• Problem description
Check every line below for the string "WUFAR". Copy the ones that have it.
─── Material for this task ───
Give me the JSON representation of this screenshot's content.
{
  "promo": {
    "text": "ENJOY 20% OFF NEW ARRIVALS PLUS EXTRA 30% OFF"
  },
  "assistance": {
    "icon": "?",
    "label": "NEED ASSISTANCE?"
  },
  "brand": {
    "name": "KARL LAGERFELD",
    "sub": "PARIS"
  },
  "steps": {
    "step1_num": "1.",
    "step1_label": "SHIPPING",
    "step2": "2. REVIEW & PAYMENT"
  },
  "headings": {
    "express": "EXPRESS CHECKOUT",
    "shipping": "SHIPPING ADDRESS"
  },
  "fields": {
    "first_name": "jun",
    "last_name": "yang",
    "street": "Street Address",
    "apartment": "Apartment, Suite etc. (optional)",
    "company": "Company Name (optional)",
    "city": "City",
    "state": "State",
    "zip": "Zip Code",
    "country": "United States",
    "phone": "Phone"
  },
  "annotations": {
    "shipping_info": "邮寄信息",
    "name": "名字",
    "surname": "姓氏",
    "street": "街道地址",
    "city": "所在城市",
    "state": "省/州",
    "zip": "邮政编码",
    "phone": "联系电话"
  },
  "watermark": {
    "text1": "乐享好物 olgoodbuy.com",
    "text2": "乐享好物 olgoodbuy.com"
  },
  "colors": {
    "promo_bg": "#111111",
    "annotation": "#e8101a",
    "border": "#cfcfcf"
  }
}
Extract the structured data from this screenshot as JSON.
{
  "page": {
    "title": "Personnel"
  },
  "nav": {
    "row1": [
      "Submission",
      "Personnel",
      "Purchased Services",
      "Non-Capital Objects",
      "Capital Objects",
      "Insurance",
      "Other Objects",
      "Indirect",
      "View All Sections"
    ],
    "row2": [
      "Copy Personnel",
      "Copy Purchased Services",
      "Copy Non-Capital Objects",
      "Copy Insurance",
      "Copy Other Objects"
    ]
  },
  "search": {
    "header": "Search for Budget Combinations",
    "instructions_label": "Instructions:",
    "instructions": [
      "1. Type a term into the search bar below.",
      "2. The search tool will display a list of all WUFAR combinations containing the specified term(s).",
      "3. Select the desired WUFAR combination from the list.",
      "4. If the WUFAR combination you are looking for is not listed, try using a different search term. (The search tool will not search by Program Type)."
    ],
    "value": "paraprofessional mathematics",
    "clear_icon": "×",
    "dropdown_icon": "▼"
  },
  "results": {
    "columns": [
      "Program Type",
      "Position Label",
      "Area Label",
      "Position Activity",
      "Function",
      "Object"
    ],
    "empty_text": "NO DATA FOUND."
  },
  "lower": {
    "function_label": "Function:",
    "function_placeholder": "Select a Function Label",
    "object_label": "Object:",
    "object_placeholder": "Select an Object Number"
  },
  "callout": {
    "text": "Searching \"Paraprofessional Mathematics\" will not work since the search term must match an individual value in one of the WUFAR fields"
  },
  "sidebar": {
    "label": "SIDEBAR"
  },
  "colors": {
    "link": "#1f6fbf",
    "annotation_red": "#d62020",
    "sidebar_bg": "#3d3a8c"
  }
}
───
• Response to the exercise
      "2. The search tool will display a list of all WUFAR combinations containing the specified term(s).",
      "3. Select the desired WUFAR combination from the list.",
      "4. If the WUFAR combination you are looking for is not listed, try using a different search term. (The search tool will not search by Program Type)."
    "text": "Searching \"Paraprofessional Mathematics\" will not work since the search term must match an individual value in one of the WUFAR fields"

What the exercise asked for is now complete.